Plans are taking shape for a groundbreaking green neighbourhood development near Zithobeni in the greater Bronkhorstspruit region.
The development will be self-sufficient in food production, rainwater harvesting, energy generation and waste treatment and feature conservation, low-carbon buildings and energy efficient lighting.
The project was unveiled by senior Tshwane housing and human settlements official Amolemo Mothoagae during the Sustainability Week event at the CSIR International Convention Centre.
Initially mooted by mayor Kgosientso Ramokgopa in the state of the city address in April, the concept is in line with Tshwane’s goal of growth and development being driven by an economy that supports a sustainable city by 2055.

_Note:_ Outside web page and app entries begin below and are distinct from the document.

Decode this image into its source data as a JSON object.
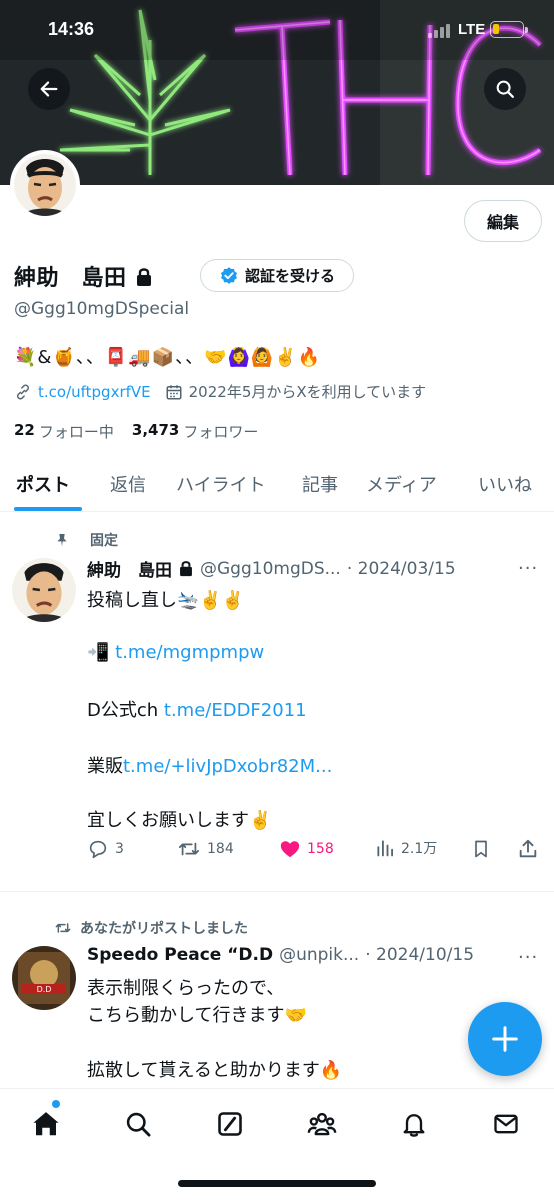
{
  "status_bar": {
    "time": "14:36",
    "network": "LTE"
  },
  "profile": {
    "display_name": "紳助　島田",
    "handle": "@Ggg10mgDSpecial",
    "verify_button": "認証を受ける",
    "edit_button": "編集",
    "bio": "💐&🍯、、📮🚚📦、、🤝🙆‍♀️🙆✌️🔥",
    "link": "t.co/uftpgxrfVE",
    "joined": "2022年5月からXを利用しています",
    "following_count": "22",
    "following_label": "フォロー中",
    "followers_count": "3,473",
    "followers_label": "フォロワー",
    "banner_text": "THC"
  },
  "tabs": [
    "ポスト",
    "返信",
    "ハイライト",
    "記事",
    "メディア",
    "いいね"
  ],
  "pinned_tweet": {
    "context": "固定",
    "author_name": "紳助　島田",
    "author_handle": "@Ggg10mgDS...",
    "date": "· 2024/03/15",
    "line1": "投稿し直し🛬✌️✌️",
    "line2_icon": "📲",
    "line2_link": "t.me/mgmpmpw",
    "line3_prefix": "D公式ch ",
    "line3_link": "t.me/EDDF2011",
    "line4_prefix": "業販",
    "line4_link": "t.me/+livJpDxobr82M...",
    "line5": "宜しくお願いします✌️",
    "replies": "3",
    "reposts": "184",
    "likes": "158",
    "views": "2.1万"
  },
  "repost_tweet": {
    "context": "あなたがリポストしました",
    "author_name": "Speedo Peace “D.D",
    "author_handle": "@unpik...",
    "date": "· 2024/10/15",
    "line1": "表示制限くらったので、",
    "line2": "こちら動かして行きます🤝",
    "line3": "拡散して貰えると助かります🔥"
  },
  "icons": {
    "back": "arrow-left-icon",
    "search": "search-icon",
    "lock": "lock-icon",
    "verified": "verified-badge-icon",
    "compose": "plus-icon"
  },
  "colors": {
    "accent": "#1d9bf0",
    "like": "#f91880",
    "text": "#0f1419",
    "muted": "#536471",
    "neon_pink": "#d63cff",
    "neon_green": "#8cff7a"
  }
}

The site identified for the development was a 159.68 hectare portion of the Hondsrivier farm Zithobeni, Mothoagae said.
The proposed concept would exceed Tshwane’s green building code in terms of energy and water efficiency, with privileged use of healthy materials that minimised indoor air pollution.
The focus would be on providing medium-density mixed housing models, combining housing types and sizes and income levels and allowing opportunities for homebased enterprises and small retail ventures within residential areas.
The aim was to develop a renewable energy model that used solar energy and other on-site resources, such as biogas from organic waste, to maximise energy generation.
Multimodal transportation would be included, with pedestrian and cycle routes and an internal public transport system.
Rainfall would be managed optimally through direct harvesting, retention ponds and drainage systems that allowed the recharging of groundwater reservoirs.
Ecological wastewater treatment methods would be used to clean up stormwater before it was used in urban agriculture.
An integrated management system would make water available for urban agriculture and high biodiversity green open spaces.
An on-site recycling depot would be linked to a larger recycling programme as well as energy production and agriculture.
A space for selling extra produce and secondary products in the community would allow the generation of income and links to neighbouring areas. Economic growth would be supported to enable informal businesses to expand and create jobs.
Specialists would be appointed and adjacent land portions acquired to expand the concept.
Strategies and partnerships would be developed and funding sourced. This would be followed by the implementation of planning, design and operational phases.